If you think things will keep getting better for China’s biggest banks, look no further than China Construction Bank Corp.
Goldman Sachs Group Inc. and Morgan Stanley are among at least 16 brokerages that have raised their target prices for China’s second-largest bank this year. Institutional investors including BlackRock Inc. and Invesco Ltd. have recently increased their CCB holdings, data compiled by Bloomberg show.
“CCB is my top pick,” said Marco Yau, a senior analyst at CEB International Investment Corp. “Among all major Chinese banks, CCB has been the one delivering good results time after time.”
Shares of China’s four biggest banks have rebounded since late 2017 as economic growth accelerated and investors bet they will cope better than their smaller rivals with the government’s crackdown on excessive debt. CCB’s financials are “trending the best,” thanks to its strong deposit franchise, widening loan spreads, conservative handling of bad debts and higher capital ratios, according to Morgan Stanley.
All except one of the 30 analysts tracked by Bloomberg who follow CCB recommend buying the stock and none say sell, giving the lender a consensus rating of 4.87 out of 5. By contrast, only 22 of 29 recommend buying Industrial & Commercial Bank of China Ltd., the nation’s largest lender.

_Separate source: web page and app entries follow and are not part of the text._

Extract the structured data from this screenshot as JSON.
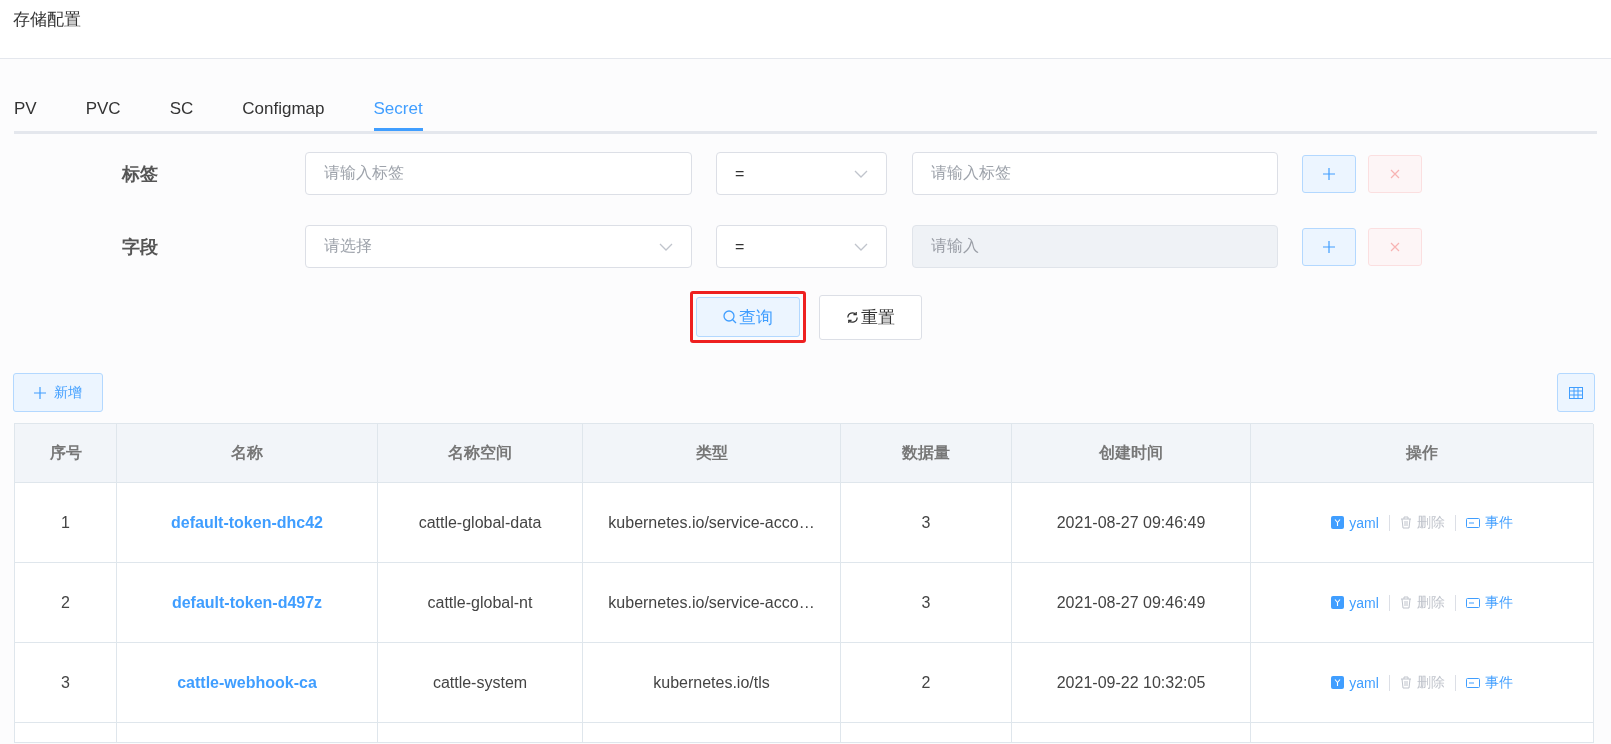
{
  "page_title": "存储配置",
  "tabs": [
    {
      "label": "PV",
      "selected": false
    },
    {
      "label": "PVC",
      "selected": false
    },
    {
      "label": "SC",
      "selected": false
    },
    {
      "label": "Configmap",
      "selected": false
    },
    {
      "label": "Secret",
      "selected": true
    }
  ],
  "filters": [
    {
      "label": "标签",
      "key": {
        "kind": "input",
        "placeholder": "请输入标签"
      },
      "operator": "=",
      "value": {
        "placeholder": "请输入标签",
        "disabled": false
      },
      "add_disabled": false,
      "remove_disabled": true
    },
    {
      "label": "字段",
      "key": {
        "kind": "select",
        "placeholder": "请选择"
      },
      "operator": "=",
      "value": {
        "placeholder": "请输入",
        "disabled": true
      },
      "add_disabled": false,
      "remove_disabled": true
    }
  ],
  "query_button": {
    "label": "查询",
    "highlighted": true
  },
  "reset_button": {
    "label": "重置"
  },
  "add_button": {
    "label": "新增"
  },
  "table": {
    "columns": [
      "序号",
      "名称",
      "名称空间",
      "类型",
      "数据量",
      "创建时间",
      "操作"
    ],
    "rows": [
      {
        "index": "1",
        "name": "default-token-dhc42",
        "namespace": "cattle-global-data",
        "type": "kubernetes.io/service-acco…",
        "count": "3",
        "created": "2021-08-27 09:46:49",
        "actions": [
          {
            "kind": "yaml",
            "label": "yaml",
            "disabled": false
          },
          {
            "kind": "delete",
            "label": "删除",
            "disabled": true
          },
          {
            "kind": "events",
            "label": "事件",
            "disabled": false
          }
        ]
      },
      {
        "index": "2",
        "name": "default-token-d497z",
        "namespace": "cattle-global-nt",
        "type": "kubernetes.io/service-acco…",
        "count": "3",
        "created": "2021-08-27 09:46:49",
        "actions": [
          {
            "kind": "yaml",
            "label": "yaml",
            "disabled": false
          },
          {
            "kind": "delete",
            "label": "删除",
            "disabled": true
          },
          {
            "kind": "events",
            "label": "事件",
            "disabled": false
          }
        ]
      },
      {
        "index": "3",
        "name": "cattle-webhook-ca",
        "namespace": "cattle-system",
        "type": "kubernetes.io/tls",
        "count": "2",
        "created": "2021-09-22 10:32:05",
        "actions": [
          {
            "kind": "yaml",
            "label": "yaml",
            "disabled": false
          },
          {
            "kind": "delete",
            "label": "删除",
            "disabled": true
          },
          {
            "kind": "events",
            "label": "事件",
            "disabled": false
          }
        ]
      }
    ]
  }
}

Shares of CCB may rise 19 percent in the next 12 months to HK$10.03 in Hong Kong, according to a consensus price target compiled by Bloomberg. CCB and ICBC are currently trading slightly above the value of their net assets, while Bank of China Ltd. and Agricultural Bank of China Ltd. remain below book.

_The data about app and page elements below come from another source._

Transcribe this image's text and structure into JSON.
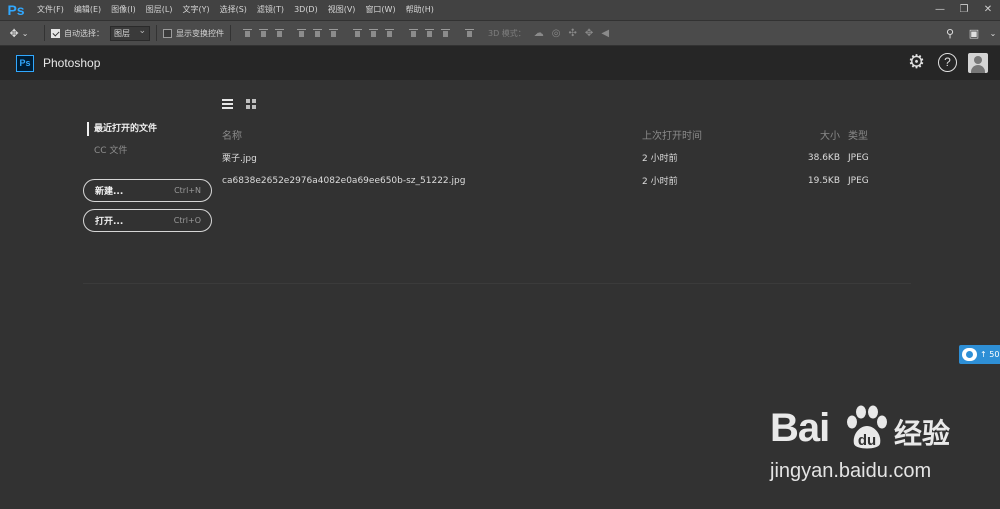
{
  "menubar": {
    "logo": "Ps",
    "items": [
      "文件(F)",
      "编辑(E)",
      "图像(I)",
      "图层(L)",
      "文字(Y)",
      "选择(S)",
      "滤镜(T)",
      "3D(D)",
      "视图(V)",
      "窗口(W)",
      "帮助(H)"
    ],
    "window_controls": [
      "—",
      "❐",
      "✕"
    ]
  },
  "optionsbar": {
    "move_tool": "✥",
    "auto_select_label": "自动选择：",
    "auto_select_checked": true,
    "auto_select_target": "图层",
    "show_transform_label": "显示变换控件",
    "show_transform_checked": false,
    "mode_3d_label": "3D 模式：",
    "icons_3d": [
      "☁",
      "◎",
      "✣",
      "✥",
      "◀"
    ]
  },
  "app": {
    "badge": "Ps",
    "name": "Photoshop",
    "brand_color": "#31a8ff"
  },
  "sidebar": {
    "items": [
      {
        "label": "最近打开的文件",
        "active": true
      },
      {
        "label": "CC 文件",
        "active": false
      }
    ],
    "new_button": {
      "label": "新建...",
      "shortcut": "Ctrl+N"
    },
    "open_button": {
      "label": "打开...",
      "shortcut": "Ctrl+O"
    }
  },
  "files": {
    "headers": {
      "name": "名称",
      "time": "上次打开时间",
      "size": "大小",
      "type": "类型"
    },
    "rows": [
      {
        "name": "栗子.jpg",
        "time": "2 小时前",
        "size": "38.6KB",
        "type": "JPEG"
      },
      {
        "name": "ca6838e2652e2976a4082e0a69ee650b-sz_51222.jpg",
        "time": "2 小时前",
        "size": "19.5KB",
        "type": "JPEG"
      }
    ]
  },
  "side_tag": {
    "text": "↑ 50"
  },
  "watermark": {
    "logo_left": "Bai",
    "logo_right": "经验",
    "url": "jingyan.baidu.com"
  }
}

CCB trades at 6.5 times estimated forward earnings per share, more than the 5.5 times two-year historical average, according to data compiled by Bloomberg.

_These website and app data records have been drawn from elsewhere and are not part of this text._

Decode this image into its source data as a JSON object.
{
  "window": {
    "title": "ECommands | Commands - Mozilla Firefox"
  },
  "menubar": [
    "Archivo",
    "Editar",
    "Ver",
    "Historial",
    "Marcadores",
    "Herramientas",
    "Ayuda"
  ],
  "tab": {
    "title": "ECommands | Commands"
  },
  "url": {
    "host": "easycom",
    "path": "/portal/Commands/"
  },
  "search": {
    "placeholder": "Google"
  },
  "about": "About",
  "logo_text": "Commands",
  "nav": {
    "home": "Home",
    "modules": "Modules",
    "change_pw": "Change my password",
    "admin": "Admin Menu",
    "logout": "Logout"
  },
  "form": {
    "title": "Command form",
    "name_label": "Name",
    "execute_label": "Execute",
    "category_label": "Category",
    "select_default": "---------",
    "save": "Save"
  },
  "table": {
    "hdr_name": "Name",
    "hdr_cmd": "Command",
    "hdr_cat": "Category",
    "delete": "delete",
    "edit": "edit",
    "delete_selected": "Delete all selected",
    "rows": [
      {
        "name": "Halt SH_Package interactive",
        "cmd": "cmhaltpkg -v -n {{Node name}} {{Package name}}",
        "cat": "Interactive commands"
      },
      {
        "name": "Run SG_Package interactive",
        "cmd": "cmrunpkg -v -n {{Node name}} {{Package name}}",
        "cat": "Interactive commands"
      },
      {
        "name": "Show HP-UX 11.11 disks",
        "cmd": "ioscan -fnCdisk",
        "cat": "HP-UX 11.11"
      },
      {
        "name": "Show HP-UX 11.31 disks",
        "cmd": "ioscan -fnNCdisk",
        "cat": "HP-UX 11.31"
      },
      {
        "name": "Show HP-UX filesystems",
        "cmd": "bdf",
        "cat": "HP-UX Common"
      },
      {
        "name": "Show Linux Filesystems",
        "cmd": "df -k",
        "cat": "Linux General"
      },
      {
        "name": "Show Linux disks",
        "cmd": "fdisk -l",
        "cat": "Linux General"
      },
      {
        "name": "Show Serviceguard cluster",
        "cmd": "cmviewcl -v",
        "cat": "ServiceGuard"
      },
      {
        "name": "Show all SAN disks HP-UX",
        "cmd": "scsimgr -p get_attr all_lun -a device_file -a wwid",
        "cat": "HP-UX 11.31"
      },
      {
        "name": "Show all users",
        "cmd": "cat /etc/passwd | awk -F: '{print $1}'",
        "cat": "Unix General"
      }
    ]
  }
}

The bank’s return on equity was 16.5 percent as of last September, the highest among the top four banks. Its net interest margin may expand 12 basis points by the end of next year, more than the estimated 8-point increase by ICBC, Morgan Stanley analysts including Richard Xu wrote in a report last month.
CCB has been setting aside more money for soured debts than required, giving it further room for earnings growth. The bank’s allowances rose to about 163 percent of nonperforming loans in the third quarter, higher than the official 150 percent requirement. Its bad-loan ratio was 1.5 percent as of September, lower than the industry average of 1.74 percent.
Shares of CCB rose 21 percent in Hong Kong last year, less than the 35 percent increase at ICBC. CCB shares trading in Hong Kong are about 29 percent cheaper than those in Shanghai — a bigger discount than the 24 percent at its largest rival.
“CCB is a better bet because of the bigger disparity,” said Alex Wong, director of asset management at Ample Capital in Hong Kong, which manages $170 million and owns the stock. “Mainland investors would find the bank even more attractive because it’s cheaper here.”